Of course, you can go into the salon and have more highlights put in. It will give a three-dimensional look and added volume for sure, but what happens when your hair falls out? Put bleach over bleach and that’s what will probably happen. Just in time for the holidays.
Instead of asking for more highlights, here’s what to request instead: a root smudge with toner. Huh?
What is a root smudge with toner?
Well, normally, a root smudge uses the same dye as your original color treatment to blend over the line of demarcation a bit. But how does that work when you have highlights? Well, you can root smudge your part, but if you’re lifting the color, you run a risk of damaging your hair when you put the same chemical mix over your highlights. The result? Short hairs standing up at the top of your head.
Okay, enough scary stuff. When you paint toner onto your hair to smudge the roots instead of using the original color treatment, you create warm or cool highlights at the root that extend into the rest of the hair. This can remove the line of demarcation in some areas while adding a third color in a non-damaging way.
Break: what is a toner? Toner corrects your color. A purple shampoo is a toner because it helps keep platinum blonde bright so that it doesn’t get yellow. Purple shampoo is a cool toner. There are warm toners, too, and you can work with your stylist to choose the colors and overall effect you’re after.
The woman in the second picture has three or four inches of virgin growth, like the one in the first picture. But a warm toner has been painted over her hair. The toner disguised her roots and added more depth and volume. This is a multidimensional party look that doesn’t sacrifice the health of her hair.
What to ask for?
- Ask your stylist for a root smudge with toner.
- Then show the stylist pictures of the color you would like, so she can choose the toner.
- Remember, though, the toner won’t necessarily be the color you expect (remember purple shampoo). It’s the result that counts.
Want to do this at home?
If you want to try your hand at home:
Find a hair glaze in a color that compliments your current hair color.

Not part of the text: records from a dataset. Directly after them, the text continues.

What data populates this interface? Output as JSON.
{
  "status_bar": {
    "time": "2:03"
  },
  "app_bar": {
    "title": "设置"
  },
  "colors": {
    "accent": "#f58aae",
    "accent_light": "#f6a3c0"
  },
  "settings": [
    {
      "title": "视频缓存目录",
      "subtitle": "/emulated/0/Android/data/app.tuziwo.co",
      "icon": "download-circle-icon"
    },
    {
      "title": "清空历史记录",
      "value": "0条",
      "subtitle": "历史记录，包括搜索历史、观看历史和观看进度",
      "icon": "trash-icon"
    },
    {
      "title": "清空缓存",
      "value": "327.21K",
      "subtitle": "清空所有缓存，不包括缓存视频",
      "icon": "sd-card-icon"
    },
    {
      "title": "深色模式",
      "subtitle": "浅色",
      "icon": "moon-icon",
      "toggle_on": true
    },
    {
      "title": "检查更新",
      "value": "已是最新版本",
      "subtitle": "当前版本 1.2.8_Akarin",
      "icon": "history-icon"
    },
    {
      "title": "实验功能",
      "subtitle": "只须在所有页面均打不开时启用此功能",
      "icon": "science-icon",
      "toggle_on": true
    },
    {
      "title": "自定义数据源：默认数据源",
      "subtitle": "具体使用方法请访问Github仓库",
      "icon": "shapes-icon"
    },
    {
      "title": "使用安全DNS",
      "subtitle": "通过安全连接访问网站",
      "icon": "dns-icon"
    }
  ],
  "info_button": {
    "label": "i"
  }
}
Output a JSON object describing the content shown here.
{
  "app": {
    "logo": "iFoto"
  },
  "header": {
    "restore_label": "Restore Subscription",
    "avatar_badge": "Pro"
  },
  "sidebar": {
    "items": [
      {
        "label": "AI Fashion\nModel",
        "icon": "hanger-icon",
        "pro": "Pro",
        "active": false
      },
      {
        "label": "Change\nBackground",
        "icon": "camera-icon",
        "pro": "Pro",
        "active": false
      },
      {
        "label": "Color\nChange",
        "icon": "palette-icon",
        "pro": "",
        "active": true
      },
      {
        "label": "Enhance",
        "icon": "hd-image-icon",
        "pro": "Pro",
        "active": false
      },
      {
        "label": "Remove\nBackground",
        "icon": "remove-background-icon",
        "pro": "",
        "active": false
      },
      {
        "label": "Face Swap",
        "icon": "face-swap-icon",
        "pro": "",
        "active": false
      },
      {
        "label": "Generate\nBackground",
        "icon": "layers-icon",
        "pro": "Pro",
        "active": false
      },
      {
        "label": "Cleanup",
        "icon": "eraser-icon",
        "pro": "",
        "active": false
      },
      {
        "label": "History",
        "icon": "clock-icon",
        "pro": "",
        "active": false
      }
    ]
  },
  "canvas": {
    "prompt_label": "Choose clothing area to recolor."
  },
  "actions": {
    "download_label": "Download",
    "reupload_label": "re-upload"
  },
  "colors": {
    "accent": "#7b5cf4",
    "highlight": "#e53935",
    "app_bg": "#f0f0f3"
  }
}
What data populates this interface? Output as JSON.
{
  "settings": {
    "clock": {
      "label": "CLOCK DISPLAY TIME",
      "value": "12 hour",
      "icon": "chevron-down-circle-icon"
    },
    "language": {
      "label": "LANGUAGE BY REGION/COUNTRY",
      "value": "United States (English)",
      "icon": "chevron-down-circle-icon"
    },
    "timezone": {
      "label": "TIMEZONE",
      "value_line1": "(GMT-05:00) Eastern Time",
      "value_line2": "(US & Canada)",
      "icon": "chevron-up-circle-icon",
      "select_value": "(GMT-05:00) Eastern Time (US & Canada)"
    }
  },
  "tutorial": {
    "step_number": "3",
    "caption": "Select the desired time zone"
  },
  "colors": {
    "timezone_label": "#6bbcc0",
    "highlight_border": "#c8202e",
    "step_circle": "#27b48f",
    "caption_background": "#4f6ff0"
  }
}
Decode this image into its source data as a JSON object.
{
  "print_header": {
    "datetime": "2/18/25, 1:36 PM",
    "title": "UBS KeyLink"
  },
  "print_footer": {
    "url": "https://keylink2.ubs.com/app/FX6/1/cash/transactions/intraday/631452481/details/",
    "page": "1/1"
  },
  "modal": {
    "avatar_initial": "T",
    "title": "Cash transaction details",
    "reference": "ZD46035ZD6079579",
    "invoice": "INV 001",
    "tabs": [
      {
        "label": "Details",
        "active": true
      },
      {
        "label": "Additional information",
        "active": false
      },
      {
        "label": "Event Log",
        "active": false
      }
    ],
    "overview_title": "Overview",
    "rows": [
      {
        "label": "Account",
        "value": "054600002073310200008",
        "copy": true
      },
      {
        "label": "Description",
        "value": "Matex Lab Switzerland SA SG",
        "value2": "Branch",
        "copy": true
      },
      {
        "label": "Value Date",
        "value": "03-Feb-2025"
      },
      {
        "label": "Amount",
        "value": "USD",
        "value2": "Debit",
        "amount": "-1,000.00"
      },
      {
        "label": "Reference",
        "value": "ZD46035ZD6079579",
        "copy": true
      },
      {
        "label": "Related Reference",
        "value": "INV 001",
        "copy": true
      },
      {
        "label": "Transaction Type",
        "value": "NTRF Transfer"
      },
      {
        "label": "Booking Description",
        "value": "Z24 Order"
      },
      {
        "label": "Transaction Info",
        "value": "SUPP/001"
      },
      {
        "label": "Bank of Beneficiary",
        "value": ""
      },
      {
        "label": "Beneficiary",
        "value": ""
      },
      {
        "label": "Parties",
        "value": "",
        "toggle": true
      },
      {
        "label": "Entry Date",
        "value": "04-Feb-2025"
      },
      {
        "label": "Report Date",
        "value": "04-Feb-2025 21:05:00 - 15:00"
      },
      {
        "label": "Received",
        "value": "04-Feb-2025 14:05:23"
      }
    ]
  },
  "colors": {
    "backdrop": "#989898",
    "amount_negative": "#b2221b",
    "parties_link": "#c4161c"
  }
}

Use the glaze to smudge your roots.
Then paint it vertically along one of your locks in the front and diagonally in other areas of your hair.
The result? Hair that’s ready for the holidays.